Unfortunately, this meant my three small ground covers were now visible to all and sundry, one of whom helped him/herself to two of them. Rotten scoundrel!!

All alone, :(

I had saved a couple of dollars a week as often as I could since moving in here, in anticipation of buying replacement plants, I'm good with long-term goals like that, so off I went and bought a whole bunch of stuff. 
Then when the little ones got stolen, I worried about the good stuff I'd bought. 
Should I plant them? What if they get stolen too? 
Dilemma indeed.

I decided to plant the jades from the pots on the porch steps. 

They were looking good and had been there two years, no one had taken any.

In they went. They look smaller now they're in the ground.
I decided if they were still there a week later, I'd take a chance and plant the new stuff. 
But not all of it. Just a few, maybe half, and see if any get stolen. 
Digging the holes will be the hardest part. That whole area is full of tree roots and the under soil is clay.
I bought really pretty things and I don't like the idea someone will just help themselves.

Here is what I bought:

Kangaroo Paws, a selection in four different colours and assorted sizes.
This particular one will grow to 60cm high by 50cm diameter and I have three of them.

this variety is called Bush Dance. I bought three of these also.


a couple of small grevilleas, "Peach Blush"

two small banksias, "Birthday Candles" they will grow to 45cm high by 50-60cm diameter.

Two Coprosmas, "Pacific Sunset", these will grow 1.5 metres high by 1metre diameter. 
I like the tiny shiny leaves on these. 

Here's a close up of the labels so you can see what the tiny flowers will look like.

Grevillea. These little beauties will be 40cm high  by 60cm diameter. I hope they flower as profusely as the picture.

grevillea groundcover, this will grow 30cm high by 1.5 metres diameter, I only bought one of these.

Kangaroo Paw, "Bush Volcano". This one will be 80cm high by 1metre diameter
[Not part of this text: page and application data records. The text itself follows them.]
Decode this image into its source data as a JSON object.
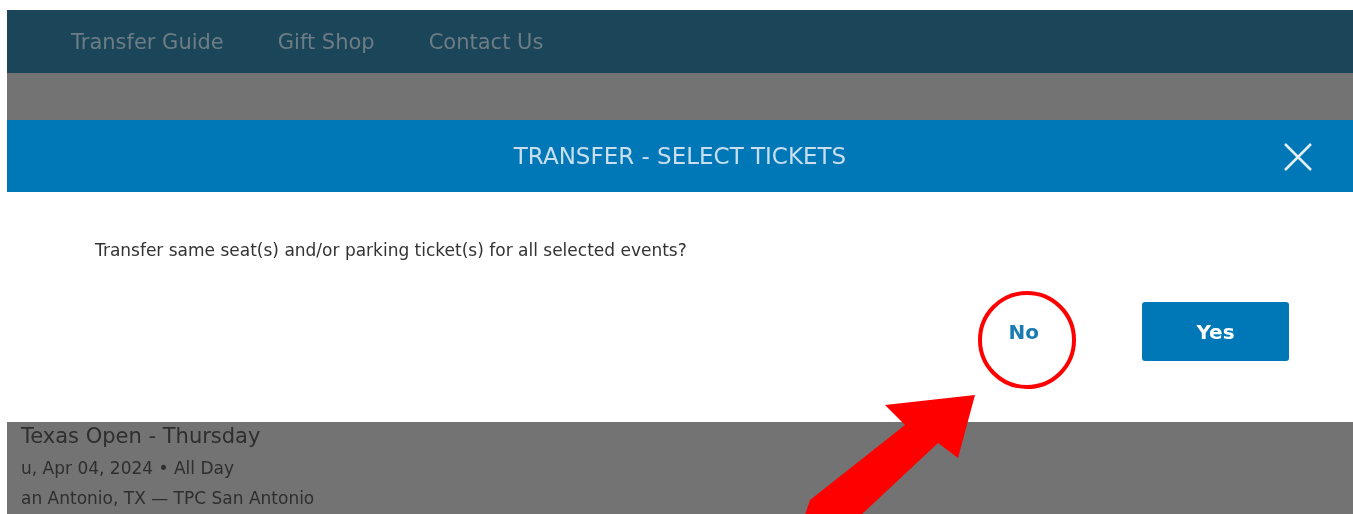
{
  "nav": {
    "items": [
      "Transfer Guide",
      "Gift Shop",
      "Contact Us"
    ]
  },
  "modal": {
    "title": "TRANSFER - SELECT TICKETS",
    "question": "Transfer same seat(s) and/or parking ticket(s) for all selected events?",
    "buttons": [
      {
        "label": "No",
        "kind": "link"
      },
      {
        "label": "Yes",
        "kind": "primary"
      }
    ]
  },
  "event": {
    "title": "Texas Open - Thursday",
    "date": "u, Apr 04, 2024 • All Day",
    "location": "an Antonio, TX — TPC San Antonio"
  },
  "annotation": {
    "circle": true,
    "arrow": true
  }
}
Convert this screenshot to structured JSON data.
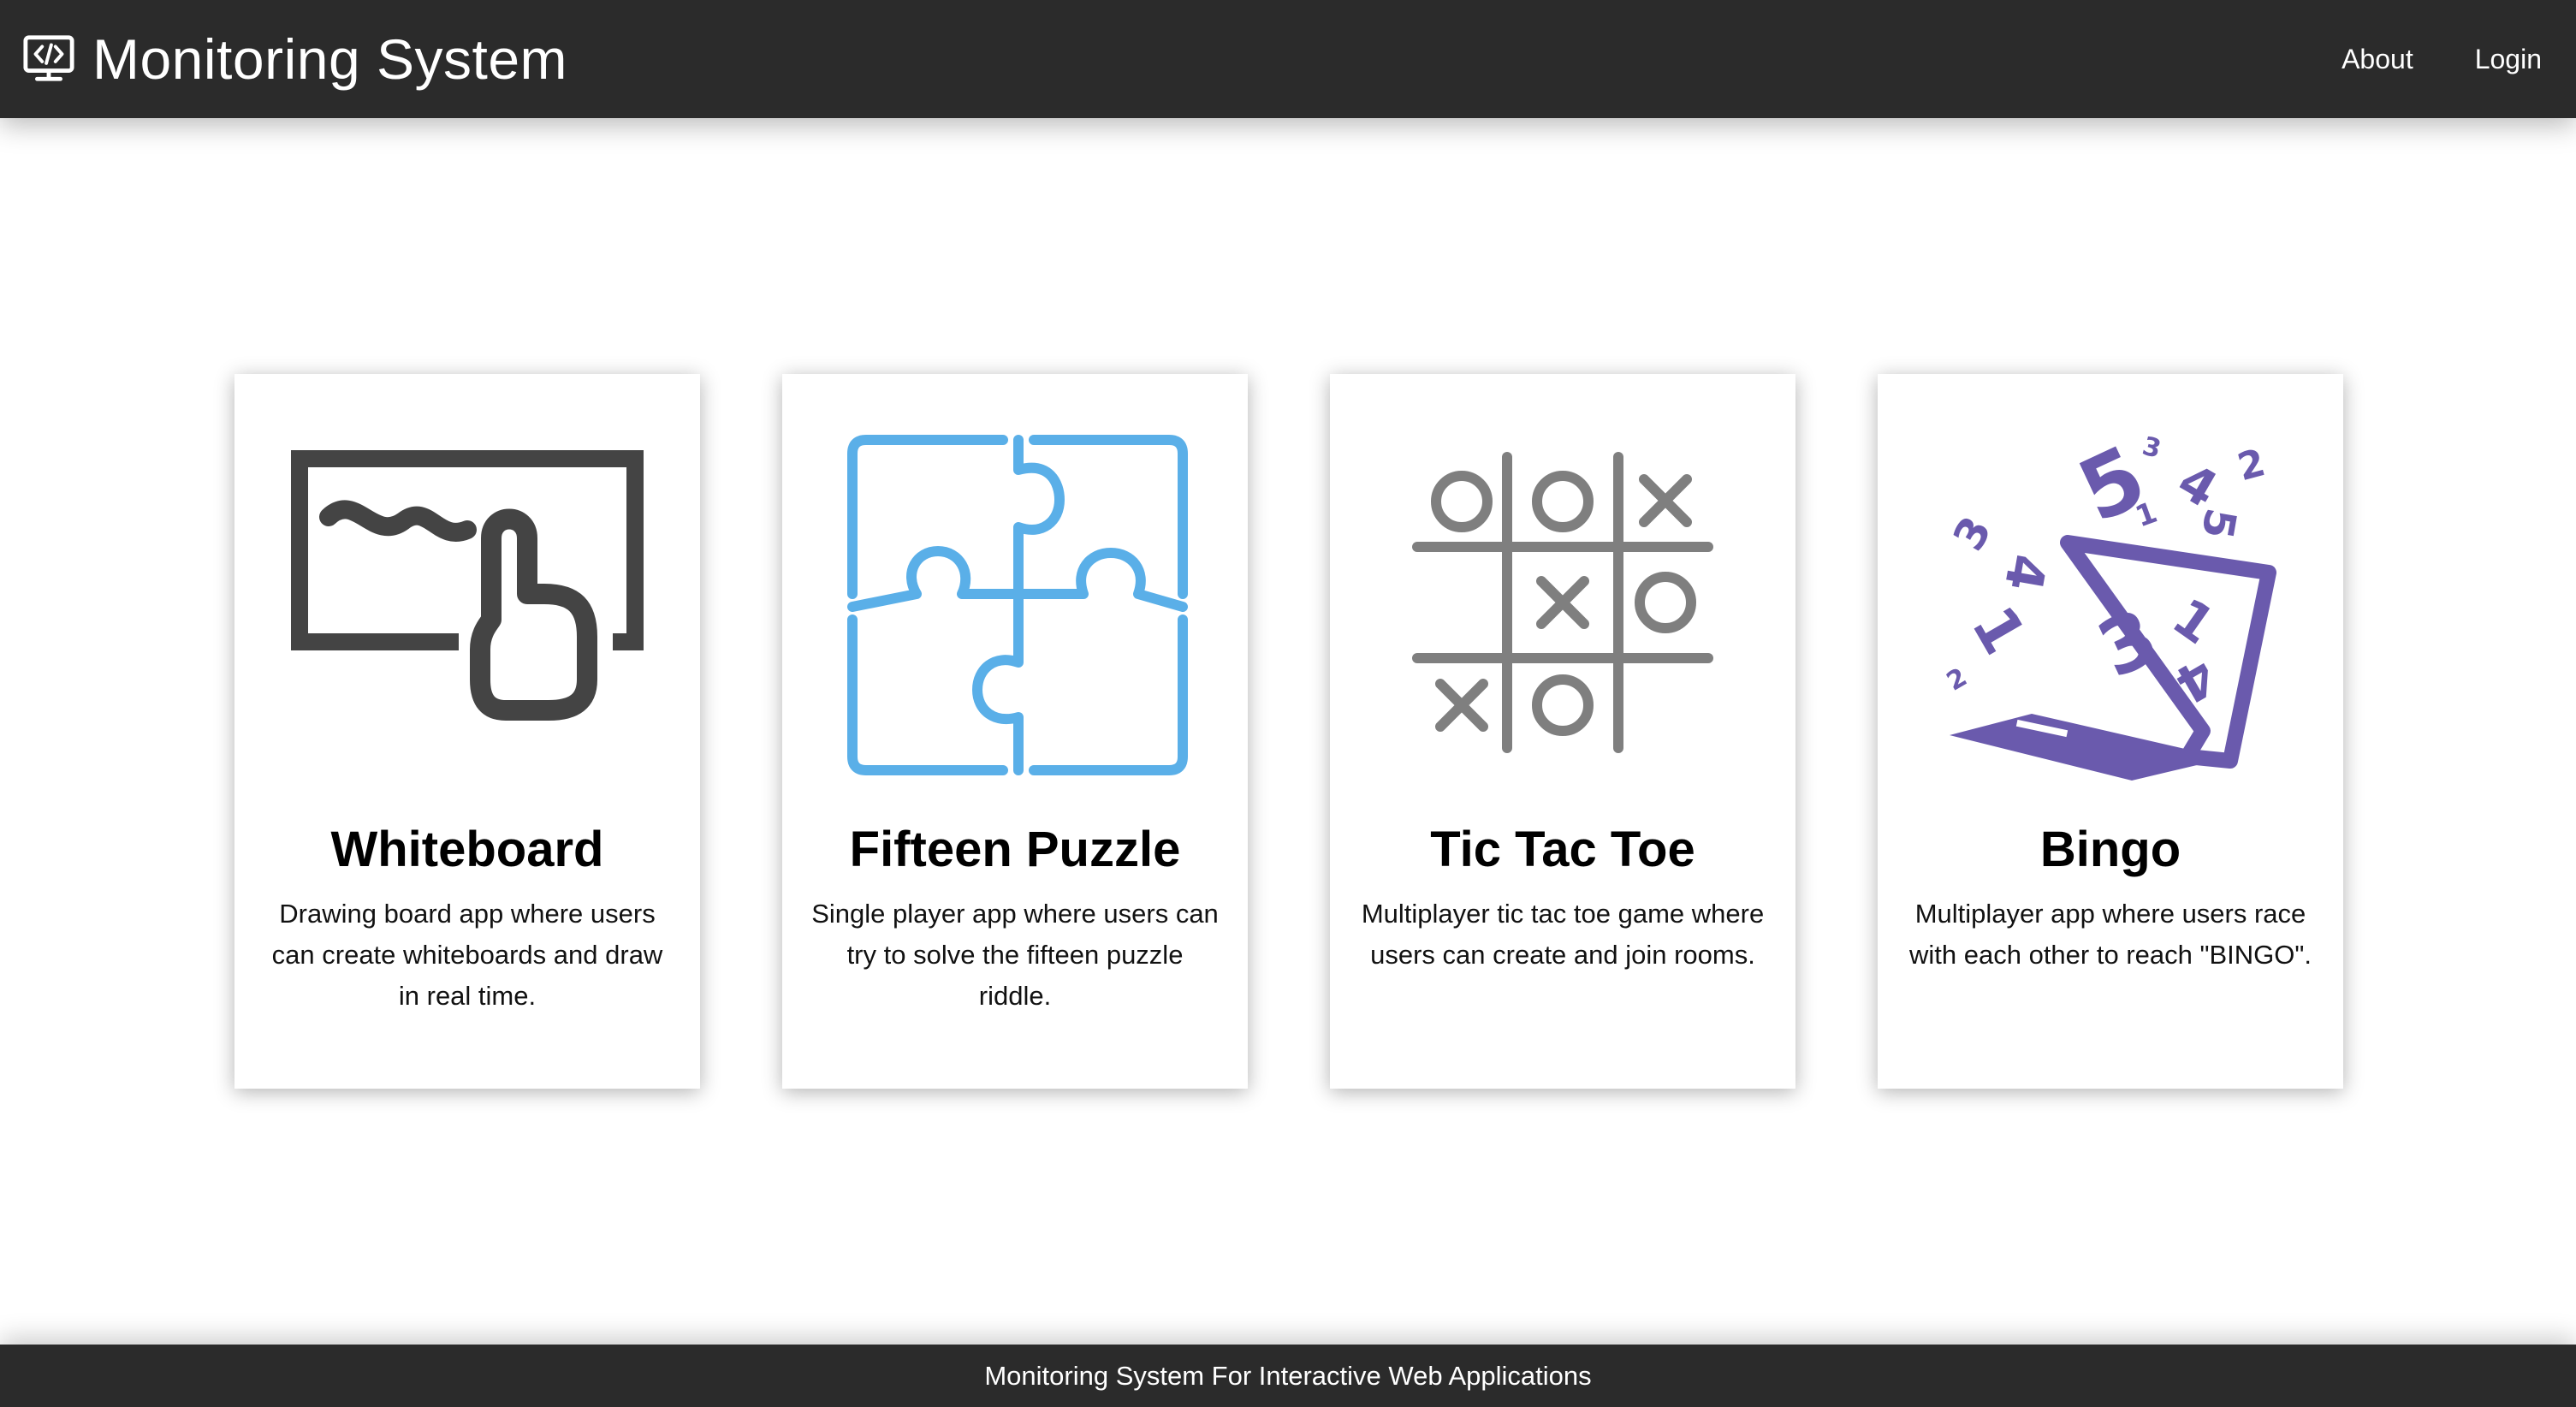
{
  "navbar": {
    "title": "Monitoring System",
    "brand_icon": "monitor-code-icon",
    "links": [
      {
        "label": "About"
      },
      {
        "label": "Login"
      }
    ]
  },
  "apps": [
    {
      "title": "Whiteboard",
      "description": "Drawing board app where users can create whiteboards and draw in real time.",
      "icon": "whiteboard-icon",
      "color": "#444444"
    },
    {
      "title": "Fifteen Puzzle",
      "description": "Single player app where users can try to solve the fifteen puzzle riddle.",
      "icon": "puzzle-icon",
      "color": "#5aafe8"
    },
    {
      "title": "Tic Tac Toe",
      "description": "Multiplayer tic tac toe game where users can create and join rooms.",
      "icon": "tic-tac-toe-icon",
      "color": "#7f7f7f"
    },
    {
      "title": "Bingo",
      "description": "Multiplayer app where users race with each other to reach \"BINGO\".",
      "icon": "bingo-laptop-icon",
      "color": "#6a5aad"
    }
  ],
  "footer": {
    "text": "Monitoring System For Interactive Web Applications"
  },
  "colors": {
    "navbar_bg": "#2b2b2b",
    "page_bg": "#ffffff"
  }
}
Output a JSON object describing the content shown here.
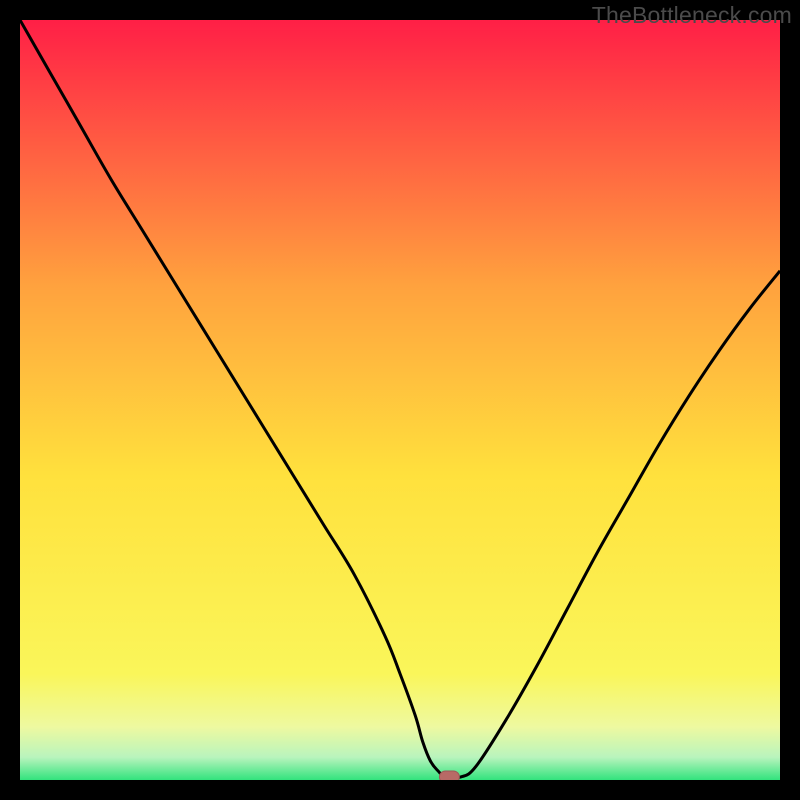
{
  "watermark": "TheBottleneck.com",
  "colors": {
    "frame": "#000000",
    "curve_stroke": "#000000",
    "marker_fill": "#b86a66",
    "marker_stroke": "#9b5a58",
    "gradient_top": "#ff1f46",
    "gradient_mid_upper": "#ffa23e",
    "gradient_mid": "#ffe13d",
    "gradient_mid_lower": "#faf65a",
    "gradient_low1": "#eef9a0",
    "gradient_low2": "#b9f4bd",
    "gradient_bottom": "#32e37d"
  },
  "chart_data": {
    "type": "line",
    "title": "",
    "xlabel": "",
    "ylabel": "",
    "xlim": [
      0,
      100
    ],
    "ylim": [
      0,
      100
    ],
    "grid": false,
    "legend": false,
    "series": [
      {
        "name": "bottleneck-curve",
        "x": [
          0,
          4,
          8,
          12,
          16,
          20,
          24,
          28,
          32,
          36,
          40,
          44,
          48,
          50,
          52,
          53,
          54,
          55,
          56,
          58,
          60,
          64,
          68,
          72,
          76,
          80,
          84,
          88,
          92,
          96,
          100
        ],
        "y": [
          100,
          93,
          86,
          79,
          72.5,
          66,
          59.5,
          53,
          46.5,
          40,
          33.5,
          27,
          19,
          14,
          8.5,
          5,
          2.5,
          1.2,
          0.4,
          0.4,
          1.8,
          8,
          15,
          22.5,
          30,
          37,
          44,
          50.5,
          56.5,
          62,
          67
        ]
      }
    ],
    "marker": {
      "name": "minimum-marker",
      "x": 56.5,
      "y": 0.4
    }
  }
}
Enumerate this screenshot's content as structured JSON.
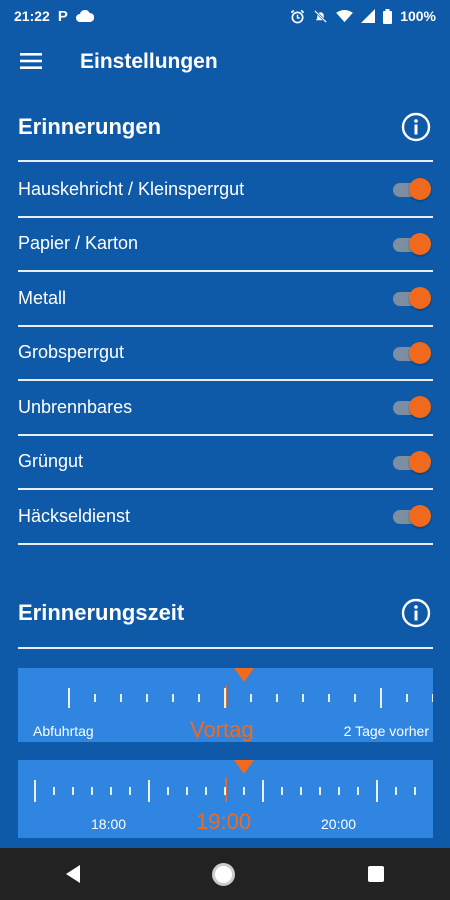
{
  "status_bar": {
    "time": "21:22",
    "carrier_icon": "P",
    "battery": "100%"
  },
  "app_bar": {
    "title": "Einstellungen"
  },
  "reminders": {
    "title": "Erinnerungen",
    "items": [
      {
        "label": "Hauskehricht / Kleinsperrgut",
        "enabled": true
      },
      {
        "label": "Papier / Karton",
        "enabled": true
      },
      {
        "label": "Metall",
        "enabled": true
      },
      {
        "label": "Grobsperrgut",
        "enabled": true
      },
      {
        "label": "Unbrennbares",
        "enabled": true
      },
      {
        "label": "Grüngut",
        "enabled": true
      },
      {
        "label": "Häckseldienst",
        "enabled": true
      }
    ]
  },
  "reminder_time": {
    "title": "Erinnerungszeit",
    "day_slider": {
      "left_label": "Abfuhrtag",
      "selected": "Vortag",
      "right_label": "2 Tage vorher"
    },
    "time_slider": {
      "left_label": "18:00",
      "selected": "19:00",
      "right_label": "20:00"
    }
  },
  "colors": {
    "background": "#0e5aa8",
    "accent": "#f06a1e",
    "slider_bg": "#2f85e0"
  }
}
The Coprosma. I have two of these and will plant them close enough together so there will be a small hedge by the letterboxes.

Kangaroo Paw, "Bush Gold", these will be 1m high by 60cm diameter. I have two.

and the Kangaroo Paw, "Bush Dance", which will grow to 60cm high by 45cm diameter. Did I mention I have three of these?

When I had these delivered I put them alongside the flats, but when the groundcovers got pinched, I moved all the new pots into the back porch. 


 Half are still there and half are now planted. 

And photographed.